Amazon was met with skepticism from some privacy advocates and members of Congress last year when it introduced its first kid-oriented voice assistant, along with brightly colored models of its Echo Dot speaker designed for children.
Now those advocates say the kids' version of Amazon's Alexa won't forget what children tell it, even after parents try to delete the conversations. For that and other alleged privacy flaws they found while testing the service, they're now asking the Federal Trade Commission on Thursday to investigate whether it violates children's privacy laws.
"These are children talking in their own homes about anything and everything," said Josh Golin, who directs the Campaign for a Commercial Free Childhood. "Why is Amazon keeping these voice recordings?"
A coalition of groups led by Golin's organization and Georgetown University's Institute for Public Representation is filing a formal complaint with the FTC alleging that Amazon is violating the federal Children's Online Privacy Protection Act, known as COPPA, by holding onto a child's personal information longer than is reasonably necessary.
Amazon said in a statement that its Echo Dot Kids Edition is compliant with COPPA.
In one example the advocates captured on video, a child asks the device to remember some personal information, including her walnut allergy.
An adult later tries to delete all that information, which includes the voice recordings and written transcripts associated with them. But then, when the child asks what Alexa remembers, it still recalls that she's allergic to walnuts.
"This suggests that Amazon has designed the Echo Dot Kids Edition so that it can never forget what the child has said to it," the complaint says.
It also says that about 85 percent of the more than 2,000 games, quizzes and other Alexa "skills" aimed at kids did not have privacy policies posted. Such skills are generally produced by independent software developers or other third parties, not Amazon.
It's unclear whether the FTC will take up the complaint, since its investigations are rarely public. But the agency has been enforcing children's privacy rules more seriously in the past year, said Allison Fitzpatrick, a lawyer who helps companies comply with COPPA requirements and was not involved in the complaint.
That was the case earlier this week, when the agency issued a warning to a Ukrainian firm that its three dating apps appeared to violate COPPA because they were accessible to children, which led Google and Apple to pull them from their app stores. Earlier this year, the FTC imposed a $5.7 million fine on popular video-sharing app TikTok, the largest COPPA-related penalty since the law was enacted two decades ago.
For the FTC to take notice, however, Fitzpatrick said there usually needs to be evidence of "real, actual harm," not just the theoretical harm she said advocacy groups often outline.
But Fitzpatrick said that, on their face, the new allegations against Amazon appear troubling.
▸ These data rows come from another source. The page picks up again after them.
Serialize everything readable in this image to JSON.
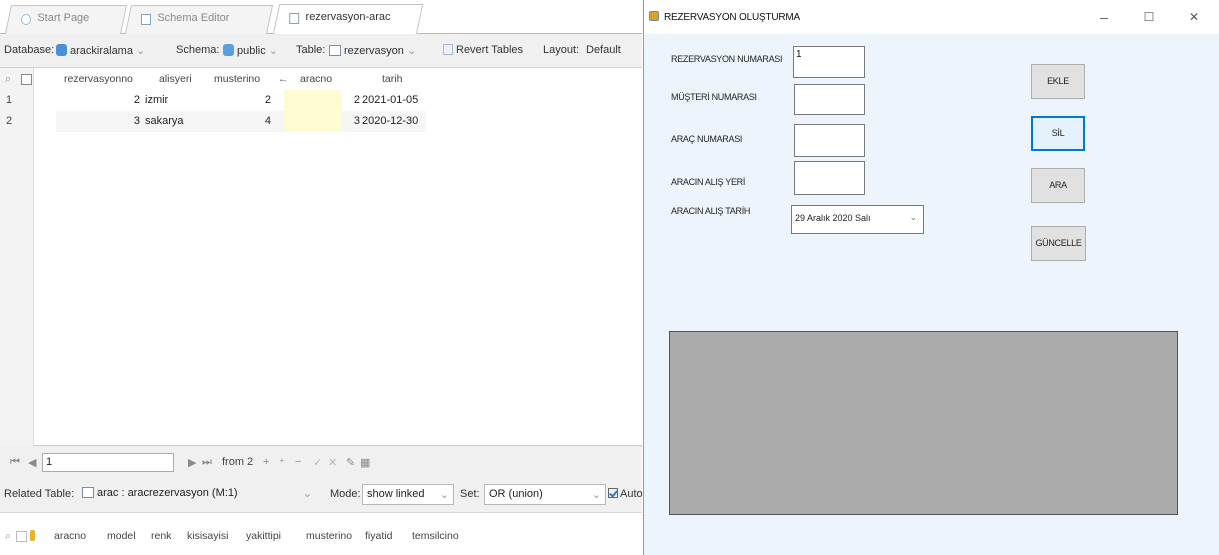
{
  "left_app": {
    "tabs": [
      {
        "label": "Start Page"
      },
      {
        "label": "Schema Editor"
      },
      {
        "label": "rezervasyon-arac"
      }
    ],
    "toolbar": {
      "database_label": "Database:",
      "database_value": "arackiralama",
      "schema_label": "Schema:",
      "schema_value": "public",
      "table_label": "Table:",
      "table_value": "rezervasyon",
      "revert_label": "Revert Tables",
      "layout_label": "Layout:",
      "layout_value": "Default",
      "dd_arrow": "⌄"
    },
    "grid": {
      "columns": [
        "rezervasyonno",
        "alisyeri",
        "musterino",
        "aracno",
        "tarih"
      ],
      "fk_marker": "←",
      "rows": [
        {
          "rownum": "1",
          "rezervasyonno": "2",
          "alisyeri": "izmir",
          "musterino": "2",
          "aracno": "2",
          "tarih": "2021-01-05"
        },
        {
          "rownum": "2",
          "rezervasyonno": "3",
          "alisyeri": "sakarya",
          "musterino": "4",
          "aracno": "3",
          "tarih": "2020-12-30"
        }
      ]
    },
    "navigator": {
      "first": "⏮",
      "prev": "◀",
      "page_value": "1",
      "next": "▶",
      "last": "⏭",
      "from_text": "from 2",
      "add": "+",
      "dup": "⁺",
      "minus": "−",
      "confirm": "✓",
      "cancel": "✕",
      "edit": "✎",
      "grid_icon": "▦"
    },
    "related": {
      "label": "Related Table:",
      "value": "arac : aracrezervasyon (M:1)",
      "mode_label": "Mode:",
      "mode_value": "show linked",
      "set_label": "Set:",
      "set_value": "OR (union)",
      "auto_label": "Auto",
      "columns": [
        "aracno",
        "model",
        "renk",
        "kisisayisi",
        "yakittipi",
        "musterino",
        "fiyatid",
        "temsilcino"
      ]
    }
  },
  "right_window": {
    "title": "REZERVASYON OLUŞTURMA",
    "controls": {
      "minimize": "–",
      "maximize": "☐",
      "close": "✕"
    },
    "fields": {
      "rez_no_label": "REZERVASYON NUMARASI",
      "rez_no_value": "1",
      "musteri_label": "MÜŞTERİ NUMARASI",
      "musteri_value": "",
      "arac_label": "ARAÇ NUMARASI",
      "arac_value": "",
      "alis_yeri_label": "ARACIN ALIŞ YERİ",
      "alis_yeri_value": "",
      "alis_tarih_label": "ARACIN ALIŞ TARİH",
      "alis_tarih_value": "29   Aralık   2020     Salı",
      "dtp_arrow": "⌄"
    },
    "buttons": {
      "ekle": "EKLE",
      "sil": "SİL",
      "ara": "ARA",
      "guncelle": "GÜNCELLE"
    }
  }
}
She said the FTC provides an exemption that enables a business to collect a child's voice recording without parental consent, but that's only for a temporary and specific purpose — such as to perform an online search or fulfill a verbal command.